  2. Acoustic reflex measures​ – A muscle in the middle ear tightens when hearing a loud sound.  This is a reflex and we can’t stop the muscle contraction. They can measure how loud the sound has to be before this reflex occurs.  This can help determine hearing loss. The probe looks like an earphone.​
  3. Static acoustic measures​ – Measures the physical volume of the air in the ear canal.  This can detect a perforated eardrum and check the openness of tubes in the ears.

Inner Ear Test​

This is a really interesting test. In the inner ear, there are these tiny hairs that change in length, depending on the sound waves. It’s absolutely fascinating.

  • Otoacoustic emissions – In the inner ear there are tiny hairs that change in length depending on sound waves.  The change in length produces it’s own sound that can be measured.​
  • Hearing loss in those with autism in the inner ear can result in a child not being able to discriminate between different sounds.  A typical (pure tone) hearing test can not distinguish this.​
  • How the test is performed: A small earphone is placed in the ear and measures the sounds that come back.​

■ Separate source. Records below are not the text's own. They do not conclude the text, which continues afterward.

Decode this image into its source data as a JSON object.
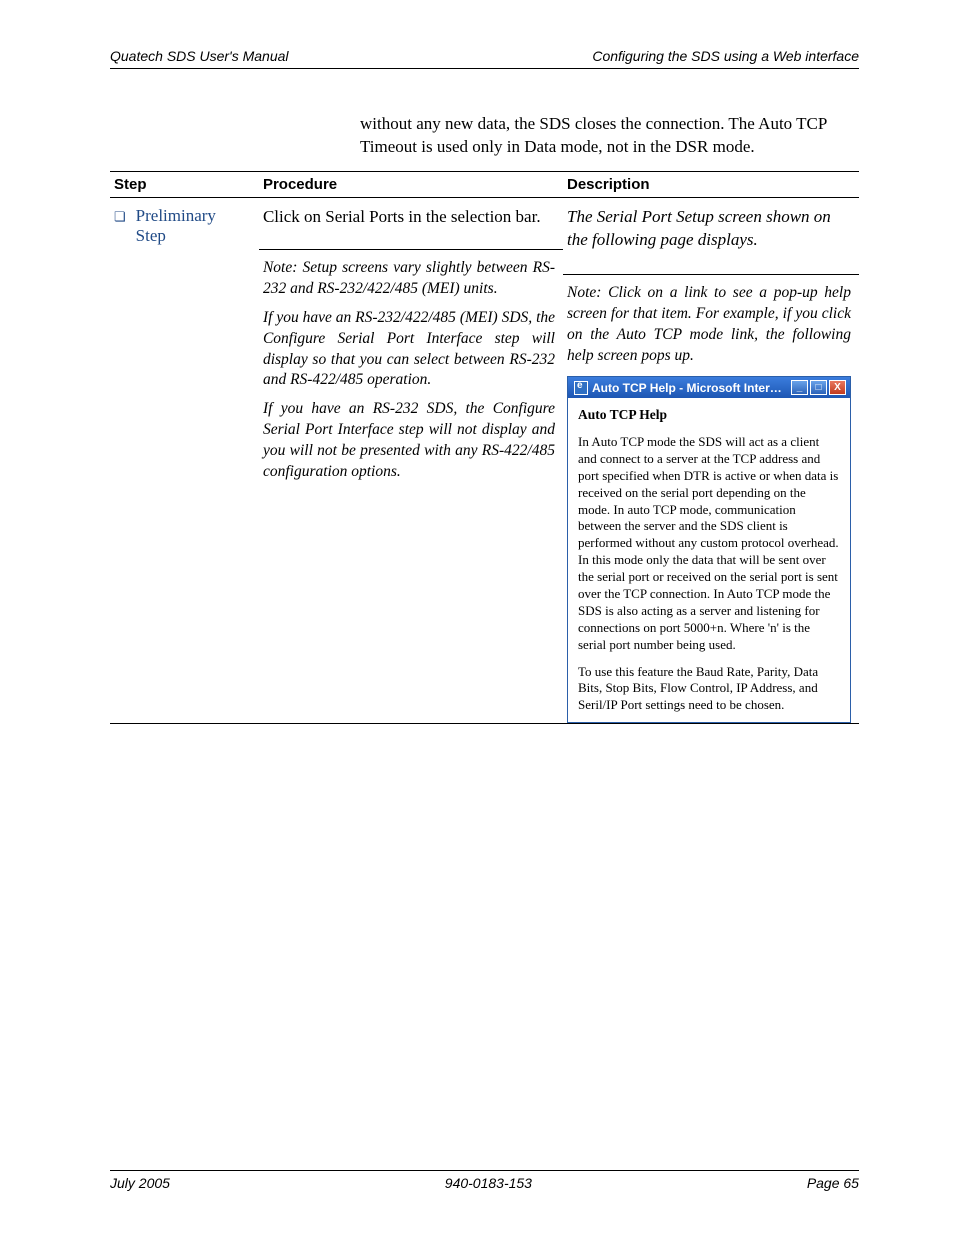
{
  "header": {
    "left": "Quatech SDS User's Manual",
    "right": "Configuring the SDS using a Web interface"
  },
  "intro": "without any new data, the SDS closes the connection. The Auto TCP Timeout is used only in Data mode, not in the DSR mode.",
  "table": {
    "columns": {
      "step": "Step",
      "procedure": "Procedure",
      "description": "Description"
    },
    "row": {
      "step_label": "Preliminary\nStep",
      "procedure": {
        "main": "Click on Serial Ports in the selection bar.",
        "note1": "Note: Setup screens vary slightly between RS-232 and RS-232/422/485 (MEI) units.",
        "note2": "If you have an RS-232/422/485 (MEI) SDS, the Configure Serial Port Interface step will display so that you can select between RS-232 and RS-422/485 operation.",
        "note3": "If you have an RS-232 SDS, the Configure Serial Port Interface step will not display and you will not be presented with any RS-422/485 configuration options."
      },
      "description": {
        "main": "The Serial Port Setup screen shown on the following page displays.",
        "note": "Note: Click on a link to see a pop-up help screen for that item. For example, if you click on the Auto TCP mode link, the following help screen pops up.",
        "popup": {
          "title": "Auto TCP Help - Microsoft Inter…",
          "heading": "Auto TCP Help",
          "para1": "In Auto TCP mode the SDS will act as a client and connect to a server at the TCP address and port specified when DTR is active or when data is received on the serial port depending on the mode. In auto TCP mode, communication between the server and the SDS client is performed without any custom protocol overhead.  In this mode only the data that will be sent over the serial port or received on the serial port is sent over the TCP connection. In Auto TCP mode the SDS is also acting as a server and listening for connections on port 5000+n. Where 'n' is the serial port number being used.",
          "para2": "To use this feature the Baud Rate, Parity, Data Bits, Stop Bits, Flow Control, IP Address, and Seril/IP Port settings need to be chosen."
        }
      }
    }
  },
  "footer": {
    "left": "July 2005",
    "center": "940-0183-153",
    "right": "Page 65"
  },
  "win_buttons": {
    "min": "_",
    "max": "□",
    "close": "X"
  }
}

Inner Ear & Brain Test​

Now, let’s go into the inner ear and the brain test. This test is looking at the brainstem response and is a little bit more complicated as the child has to lay still or be asleep.

  • Auditory brainstem response: The test measures how well each ear can pick up sounds. It also tells how well the hearing nerve sends the information to the brain.​
  • How the test is performed: electrodes are put on the head and skin. They record brain wave activity in response to sounds heard through earphones. The child must be still or asleep but no communication is needed from them to do the test.​

Some hospitals allow you to batch these tests together. So if your child’s going in for, let’s say, some type of maybe MRI or some dental work, you can also bundle in these hearing tests. So if you do have to sedate your child, think about all the different things that can be done, then work with a large hospital system to batch those appointments together. You don’t want to necessarily be giving your child sedation medication for three or four or five different appointments. Batch it all together.